Competing in Group 6, the derivation of the name 936 is clear, the engine was 2142cc to fit into the 3 litre class when the equivalency formula of ‘1.4 times’ was applied to turbocharged engines.

The cars were very successful winning Le Mans in 1976, ’77 and 1981 and the World Sportscar Championship in 1976.

Alpine Renault in their new turbo-charged DOHC 4 valve V6 engined A442 cars were favourites for the ’76 title but Porsche stole the series with their amazing ‘parts bin special’, winning the Monza 4 Hours, Imola 500Km, Le Mans, Enna 4 Hours, Dijon 500Km and the Salzburgring 200 Miles. The Alpines didn’t win a round despite a roster of mainly French GP drivers…

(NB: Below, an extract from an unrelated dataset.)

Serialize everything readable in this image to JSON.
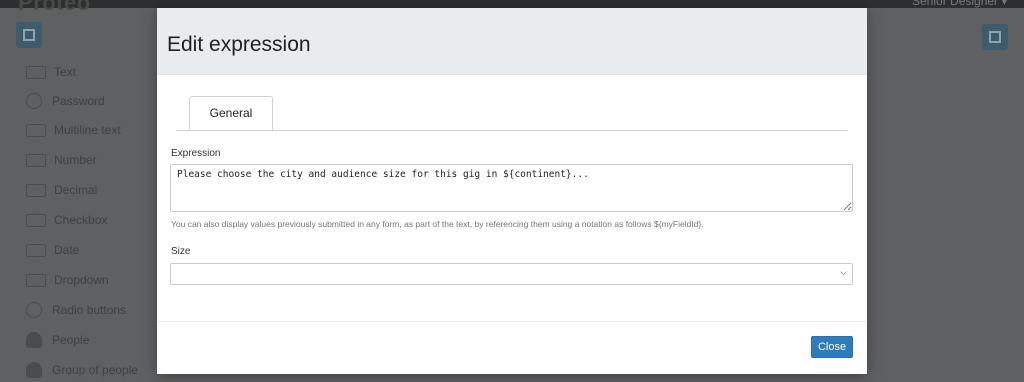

Multi tubular spaceframe chassis based on the 908/3 and 917 designs. Engine Type 935/73 B6 2142cc, 2 valve SOHC Bosch fuel injected, single KKK-turbo with intercooler, circa 540bhp@8000rpm in 1976. Gearbox Porsche 5 speed with LSD. Double wishbones and coil spring/dampers with adjustable roll bars front and rear. Ventilated steel disc brakes, rack and pinion steering, weight 700Kg. (unattributed)

936 2

Jacky Ickx in the winning Porsche 936. Le Mans 1976. (unattributed)


Jacky Ickx again, Le Mans 1976. (Automobile Year)

Photo Credits…Automobile Year




Diana Dors displays her undoubted goodies and hangs on bloody tight during the classic car parade lap before the 1967 Sebring 12 Hours…

The actress’ movie career needed a publicity boost, this ride on ‘the bonnet’ of a Ford GT40 Mk2B deemed a good idea at the time, one wonders at the risks involved. The gorgeous 38/24/36 bombshell would have made a hell of a mess of a nice car had she parted company with it…

Photo…Tom Bigelow